number and told her that he had divorced, remarried, and raised a large family.
He was living in Yankton.
“I couldn’t call him
right away, but eventually I did.
“I asked if he
remembered the nurse who stood at his bed in Liege, Belgium?”
“I’ll never forget,”
For Marcella, who shared the story with the Veteran’s
History Project, it was an emotional moment.
“Some time later
said Marcella, “we were able to invite
him and his family to Eagle Butte for an honor dinner
It is not surprising that Marcella Ryan LeBeau wanted to
honor another veteran. Nor that
she continues to be active in community and tribal activities. That she remains a steadfast advocate
for her family and her people.
More than 16 million men and women served in the military
during World War II. They are
dying at a rate of about 492 veterans each day. That means our nation will likely loose almost all of them within
the next decade.
How fortunate we were to have had this “Greatest Generation” as
our elders, our family, our friends, and members of our community – defending and
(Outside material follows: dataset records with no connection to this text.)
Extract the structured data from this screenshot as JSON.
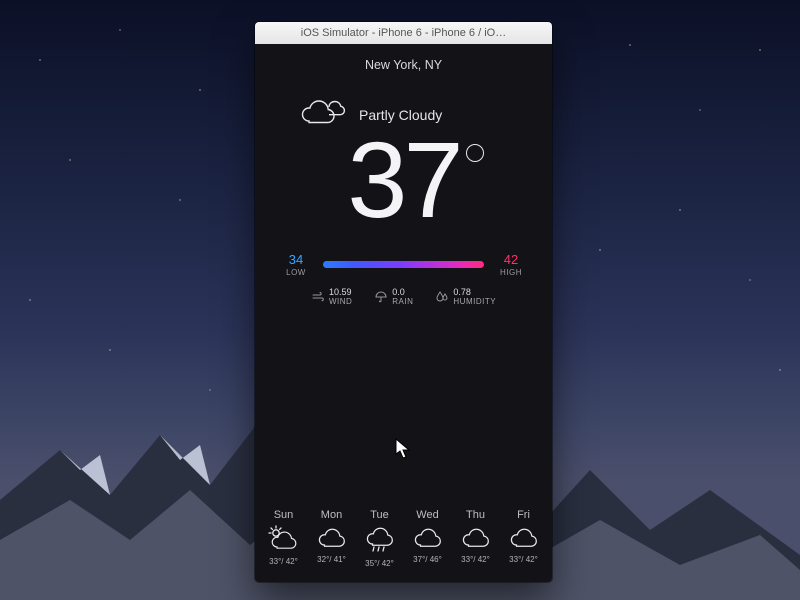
{
  "window_title": "iOS Simulator - iPhone 6 - iPhone 6 / iO…",
  "location": "New York, NY",
  "condition": {
    "icon": "cloud-icon",
    "label": "Partly Cloudy"
  },
  "current_temp": "37",
  "degree_symbol": "°",
  "range": {
    "low_value": "34",
    "low_label": "LOW",
    "high_value": "42",
    "high_label": "HIGH",
    "gradient_from": "#2c7bff",
    "gradient_to": "#ff2b7a"
  },
  "metrics": {
    "wind": {
      "icon": "wind-icon",
      "value": "10.59",
      "label": "WIND"
    },
    "rain": {
      "icon": "umbrella-icon",
      "value": "0.0",
      "label": "RAIN"
    },
    "humidity": {
      "icon": "droplet-icon",
      "value": "0.78",
      "label": "HUMIDITY"
    }
  },
  "forecast": [
    {
      "day": "Sun",
      "icon": "partly-sunny-icon",
      "low": "33",
      "high": "42"
    },
    {
      "day": "Mon",
      "icon": "cloud-icon",
      "low": "32",
      "high": "41"
    },
    {
      "day": "Tue",
      "icon": "rain-icon",
      "low": "35",
      "high": "42"
    },
    {
      "day": "Wed",
      "icon": "cloud-icon",
      "low": "37",
      "high": "46"
    },
    {
      "day": "Thu",
      "icon": "cloud-icon",
      "low": "33",
      "high": "42"
    },
    {
      "day": "Fri",
      "icon": "cloud-icon",
      "low": "33",
      "high": "42"
    }
  ],
  "colors": {
    "accent_low": "#3aa4ff",
    "accent_high": "#ff2f6e",
    "app_bg": "#131217"
  }
}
nurturing us during one of the most difficult times in American history.
For many of these veterans, like Lieutenant Marcella Ryan
LeBeau, the challenges they faced and their achievements, were particularly
And a handful of them, like Marcella, continue to make
meaningful contributions to their families and communities.
We are blessed to have them in our midst.